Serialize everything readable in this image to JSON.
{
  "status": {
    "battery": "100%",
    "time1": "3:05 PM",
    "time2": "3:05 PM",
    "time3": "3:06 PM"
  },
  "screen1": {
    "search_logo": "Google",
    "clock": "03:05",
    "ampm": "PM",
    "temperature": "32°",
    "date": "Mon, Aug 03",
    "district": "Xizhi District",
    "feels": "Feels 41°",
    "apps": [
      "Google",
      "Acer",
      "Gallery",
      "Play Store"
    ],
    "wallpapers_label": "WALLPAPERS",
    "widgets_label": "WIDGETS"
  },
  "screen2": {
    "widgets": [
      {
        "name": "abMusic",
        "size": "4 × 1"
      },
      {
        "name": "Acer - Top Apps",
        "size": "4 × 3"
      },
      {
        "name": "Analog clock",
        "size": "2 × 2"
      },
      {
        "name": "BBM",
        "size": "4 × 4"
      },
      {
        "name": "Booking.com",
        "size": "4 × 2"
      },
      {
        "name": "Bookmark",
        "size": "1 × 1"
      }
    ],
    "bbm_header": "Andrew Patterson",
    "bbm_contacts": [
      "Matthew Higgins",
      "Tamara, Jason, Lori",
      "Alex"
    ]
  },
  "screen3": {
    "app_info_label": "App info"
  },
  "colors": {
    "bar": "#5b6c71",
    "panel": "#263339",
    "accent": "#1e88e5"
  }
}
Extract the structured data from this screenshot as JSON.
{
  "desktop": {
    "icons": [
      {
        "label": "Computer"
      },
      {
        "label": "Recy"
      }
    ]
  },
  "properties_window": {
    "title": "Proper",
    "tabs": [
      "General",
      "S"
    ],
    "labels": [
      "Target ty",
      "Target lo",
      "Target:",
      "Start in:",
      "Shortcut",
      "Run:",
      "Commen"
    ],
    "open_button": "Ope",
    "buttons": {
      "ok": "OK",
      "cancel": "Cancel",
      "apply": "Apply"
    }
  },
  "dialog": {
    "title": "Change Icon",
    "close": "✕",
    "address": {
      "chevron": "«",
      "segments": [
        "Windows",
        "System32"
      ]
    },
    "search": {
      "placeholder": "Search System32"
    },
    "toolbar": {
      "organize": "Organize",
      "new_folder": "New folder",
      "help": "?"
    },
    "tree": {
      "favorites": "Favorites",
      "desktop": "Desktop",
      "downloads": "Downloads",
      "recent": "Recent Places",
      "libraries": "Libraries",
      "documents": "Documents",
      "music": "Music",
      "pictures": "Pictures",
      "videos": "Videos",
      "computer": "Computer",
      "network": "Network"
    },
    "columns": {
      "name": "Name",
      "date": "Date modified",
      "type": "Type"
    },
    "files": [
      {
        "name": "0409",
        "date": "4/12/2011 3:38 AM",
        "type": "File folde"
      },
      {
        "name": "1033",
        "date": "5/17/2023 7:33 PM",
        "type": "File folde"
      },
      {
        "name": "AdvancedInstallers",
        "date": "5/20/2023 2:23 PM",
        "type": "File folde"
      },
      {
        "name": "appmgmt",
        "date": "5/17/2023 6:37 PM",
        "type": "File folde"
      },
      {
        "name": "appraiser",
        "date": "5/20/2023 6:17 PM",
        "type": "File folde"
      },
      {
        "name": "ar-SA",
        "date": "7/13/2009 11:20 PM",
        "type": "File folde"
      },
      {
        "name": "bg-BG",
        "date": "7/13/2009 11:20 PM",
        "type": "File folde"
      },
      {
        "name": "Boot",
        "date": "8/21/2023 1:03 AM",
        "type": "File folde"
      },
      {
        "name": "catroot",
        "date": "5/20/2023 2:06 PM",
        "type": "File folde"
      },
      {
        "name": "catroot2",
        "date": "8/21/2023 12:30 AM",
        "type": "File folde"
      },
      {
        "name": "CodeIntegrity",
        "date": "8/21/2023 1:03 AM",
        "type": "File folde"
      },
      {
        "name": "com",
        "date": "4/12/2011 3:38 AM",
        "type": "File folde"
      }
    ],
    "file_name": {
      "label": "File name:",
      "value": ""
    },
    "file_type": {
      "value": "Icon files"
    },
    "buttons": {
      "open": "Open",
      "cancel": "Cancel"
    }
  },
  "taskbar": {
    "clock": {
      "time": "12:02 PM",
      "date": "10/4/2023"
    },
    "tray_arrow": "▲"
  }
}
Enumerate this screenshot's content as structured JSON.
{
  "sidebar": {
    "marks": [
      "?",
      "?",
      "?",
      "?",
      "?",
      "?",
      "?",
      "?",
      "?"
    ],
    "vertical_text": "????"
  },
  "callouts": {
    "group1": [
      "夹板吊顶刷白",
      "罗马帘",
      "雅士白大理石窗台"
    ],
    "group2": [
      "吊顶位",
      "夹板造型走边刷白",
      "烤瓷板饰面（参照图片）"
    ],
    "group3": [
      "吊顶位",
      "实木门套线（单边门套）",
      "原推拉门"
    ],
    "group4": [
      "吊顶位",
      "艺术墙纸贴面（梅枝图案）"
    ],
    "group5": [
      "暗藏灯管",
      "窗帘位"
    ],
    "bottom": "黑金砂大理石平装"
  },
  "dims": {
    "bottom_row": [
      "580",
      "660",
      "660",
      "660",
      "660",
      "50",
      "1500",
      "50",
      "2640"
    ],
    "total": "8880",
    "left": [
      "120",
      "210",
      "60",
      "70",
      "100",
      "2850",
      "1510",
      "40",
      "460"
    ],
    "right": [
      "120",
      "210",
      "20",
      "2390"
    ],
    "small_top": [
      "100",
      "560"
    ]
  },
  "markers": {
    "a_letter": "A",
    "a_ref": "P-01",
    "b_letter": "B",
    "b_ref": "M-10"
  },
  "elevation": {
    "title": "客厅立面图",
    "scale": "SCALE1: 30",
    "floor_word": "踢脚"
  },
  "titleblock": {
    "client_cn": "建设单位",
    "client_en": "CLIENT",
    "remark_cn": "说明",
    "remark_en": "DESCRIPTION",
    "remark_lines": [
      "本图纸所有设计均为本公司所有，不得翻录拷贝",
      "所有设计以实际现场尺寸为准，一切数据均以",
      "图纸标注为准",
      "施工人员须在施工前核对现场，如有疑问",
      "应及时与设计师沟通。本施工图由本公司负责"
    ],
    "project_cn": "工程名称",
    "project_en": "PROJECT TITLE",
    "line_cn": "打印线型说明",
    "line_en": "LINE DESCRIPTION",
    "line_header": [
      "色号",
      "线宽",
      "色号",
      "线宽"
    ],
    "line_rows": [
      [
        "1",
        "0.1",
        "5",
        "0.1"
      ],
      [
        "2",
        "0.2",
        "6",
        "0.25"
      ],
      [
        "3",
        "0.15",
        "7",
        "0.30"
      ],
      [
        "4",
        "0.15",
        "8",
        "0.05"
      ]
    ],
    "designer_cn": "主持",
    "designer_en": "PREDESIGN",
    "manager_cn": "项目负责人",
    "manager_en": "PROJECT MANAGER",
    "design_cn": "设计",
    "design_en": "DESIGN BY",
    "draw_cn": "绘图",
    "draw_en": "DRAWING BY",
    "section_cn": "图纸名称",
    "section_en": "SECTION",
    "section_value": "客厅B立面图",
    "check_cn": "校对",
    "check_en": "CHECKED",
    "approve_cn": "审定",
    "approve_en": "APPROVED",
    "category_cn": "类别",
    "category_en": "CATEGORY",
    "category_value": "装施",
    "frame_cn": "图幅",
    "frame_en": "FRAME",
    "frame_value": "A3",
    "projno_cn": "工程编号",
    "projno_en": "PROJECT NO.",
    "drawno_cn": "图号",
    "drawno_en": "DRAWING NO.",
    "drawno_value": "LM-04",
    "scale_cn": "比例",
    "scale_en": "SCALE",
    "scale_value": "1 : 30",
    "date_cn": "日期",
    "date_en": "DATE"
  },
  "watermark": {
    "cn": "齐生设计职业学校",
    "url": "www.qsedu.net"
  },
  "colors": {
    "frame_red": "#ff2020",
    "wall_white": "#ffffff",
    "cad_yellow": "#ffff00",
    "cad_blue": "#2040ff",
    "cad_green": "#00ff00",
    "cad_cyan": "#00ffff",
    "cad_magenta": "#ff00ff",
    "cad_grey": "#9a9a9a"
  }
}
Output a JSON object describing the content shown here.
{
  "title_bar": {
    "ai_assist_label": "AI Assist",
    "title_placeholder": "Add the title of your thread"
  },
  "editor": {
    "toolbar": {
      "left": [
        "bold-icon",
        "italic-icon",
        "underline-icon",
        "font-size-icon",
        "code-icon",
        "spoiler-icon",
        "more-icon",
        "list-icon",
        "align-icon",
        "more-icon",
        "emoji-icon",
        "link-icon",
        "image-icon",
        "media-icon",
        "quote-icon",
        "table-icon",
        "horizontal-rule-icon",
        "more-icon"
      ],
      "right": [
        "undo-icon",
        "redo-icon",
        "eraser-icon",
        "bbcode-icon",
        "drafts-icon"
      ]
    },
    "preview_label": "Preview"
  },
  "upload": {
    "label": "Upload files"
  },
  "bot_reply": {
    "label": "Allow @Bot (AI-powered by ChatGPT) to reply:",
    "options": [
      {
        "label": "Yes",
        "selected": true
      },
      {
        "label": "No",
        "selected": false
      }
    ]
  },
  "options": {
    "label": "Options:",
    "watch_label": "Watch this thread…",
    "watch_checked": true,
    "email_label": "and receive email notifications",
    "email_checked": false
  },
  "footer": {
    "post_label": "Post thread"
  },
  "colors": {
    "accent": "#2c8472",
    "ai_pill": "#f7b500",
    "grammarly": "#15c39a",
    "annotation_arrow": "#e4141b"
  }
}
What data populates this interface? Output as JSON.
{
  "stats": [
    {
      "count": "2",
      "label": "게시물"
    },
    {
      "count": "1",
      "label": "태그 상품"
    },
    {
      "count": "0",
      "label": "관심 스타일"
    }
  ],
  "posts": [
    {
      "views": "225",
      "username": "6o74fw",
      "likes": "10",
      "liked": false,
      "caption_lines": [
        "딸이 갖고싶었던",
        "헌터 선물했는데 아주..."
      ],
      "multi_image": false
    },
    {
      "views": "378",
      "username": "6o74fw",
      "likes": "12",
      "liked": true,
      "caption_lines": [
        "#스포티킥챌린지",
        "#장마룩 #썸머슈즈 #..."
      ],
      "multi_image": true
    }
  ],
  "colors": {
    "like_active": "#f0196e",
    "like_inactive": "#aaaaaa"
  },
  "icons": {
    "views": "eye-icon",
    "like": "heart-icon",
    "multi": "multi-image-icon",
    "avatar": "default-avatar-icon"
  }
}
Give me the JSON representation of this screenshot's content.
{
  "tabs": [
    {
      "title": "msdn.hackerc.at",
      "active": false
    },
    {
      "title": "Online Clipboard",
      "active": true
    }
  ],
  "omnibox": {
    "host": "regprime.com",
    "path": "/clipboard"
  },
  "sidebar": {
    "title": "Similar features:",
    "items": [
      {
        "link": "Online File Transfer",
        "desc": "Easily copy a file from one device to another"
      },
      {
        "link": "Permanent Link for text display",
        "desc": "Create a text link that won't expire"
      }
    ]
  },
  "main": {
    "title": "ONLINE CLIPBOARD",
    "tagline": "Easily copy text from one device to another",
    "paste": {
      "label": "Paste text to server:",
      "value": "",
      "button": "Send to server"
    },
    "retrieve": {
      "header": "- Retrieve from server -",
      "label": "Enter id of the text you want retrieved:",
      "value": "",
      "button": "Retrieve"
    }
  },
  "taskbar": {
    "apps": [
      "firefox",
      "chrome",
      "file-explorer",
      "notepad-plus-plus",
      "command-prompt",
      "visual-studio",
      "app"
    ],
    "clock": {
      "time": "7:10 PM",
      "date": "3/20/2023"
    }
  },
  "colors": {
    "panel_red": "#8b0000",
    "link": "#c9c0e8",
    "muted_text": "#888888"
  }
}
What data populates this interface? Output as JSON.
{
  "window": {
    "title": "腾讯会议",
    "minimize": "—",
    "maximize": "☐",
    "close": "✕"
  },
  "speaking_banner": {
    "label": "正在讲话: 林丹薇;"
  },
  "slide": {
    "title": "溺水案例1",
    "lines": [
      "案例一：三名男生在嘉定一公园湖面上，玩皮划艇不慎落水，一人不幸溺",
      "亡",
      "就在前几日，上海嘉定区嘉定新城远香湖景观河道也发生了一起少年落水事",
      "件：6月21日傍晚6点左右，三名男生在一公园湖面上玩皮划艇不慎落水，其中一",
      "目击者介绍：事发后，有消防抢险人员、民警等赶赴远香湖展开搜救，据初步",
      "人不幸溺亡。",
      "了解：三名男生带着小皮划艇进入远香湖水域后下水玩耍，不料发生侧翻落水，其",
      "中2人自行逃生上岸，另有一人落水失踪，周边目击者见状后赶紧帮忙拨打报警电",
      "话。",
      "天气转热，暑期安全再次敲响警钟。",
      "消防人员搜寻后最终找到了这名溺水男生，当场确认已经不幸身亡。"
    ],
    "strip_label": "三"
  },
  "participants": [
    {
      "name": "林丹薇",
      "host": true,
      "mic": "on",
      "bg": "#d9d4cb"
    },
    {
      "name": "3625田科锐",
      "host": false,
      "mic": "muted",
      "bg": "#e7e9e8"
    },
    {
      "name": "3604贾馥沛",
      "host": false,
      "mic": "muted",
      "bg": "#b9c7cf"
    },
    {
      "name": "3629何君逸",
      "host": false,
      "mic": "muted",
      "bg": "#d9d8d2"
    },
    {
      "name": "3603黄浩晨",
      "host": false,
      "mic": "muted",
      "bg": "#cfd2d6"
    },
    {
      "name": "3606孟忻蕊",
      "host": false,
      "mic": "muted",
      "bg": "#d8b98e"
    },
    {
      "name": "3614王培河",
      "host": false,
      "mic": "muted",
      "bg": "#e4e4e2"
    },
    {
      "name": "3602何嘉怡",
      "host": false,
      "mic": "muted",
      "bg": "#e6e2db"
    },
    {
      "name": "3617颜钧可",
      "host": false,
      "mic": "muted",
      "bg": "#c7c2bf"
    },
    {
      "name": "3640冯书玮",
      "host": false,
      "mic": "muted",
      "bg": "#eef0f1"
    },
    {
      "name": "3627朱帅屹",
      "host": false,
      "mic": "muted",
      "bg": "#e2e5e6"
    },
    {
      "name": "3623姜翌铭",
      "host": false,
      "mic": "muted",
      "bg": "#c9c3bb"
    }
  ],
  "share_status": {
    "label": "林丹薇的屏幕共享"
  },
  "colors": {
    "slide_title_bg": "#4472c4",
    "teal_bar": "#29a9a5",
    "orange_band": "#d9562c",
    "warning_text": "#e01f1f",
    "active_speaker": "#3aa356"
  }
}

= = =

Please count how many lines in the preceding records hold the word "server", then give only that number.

Result of the exercise → 3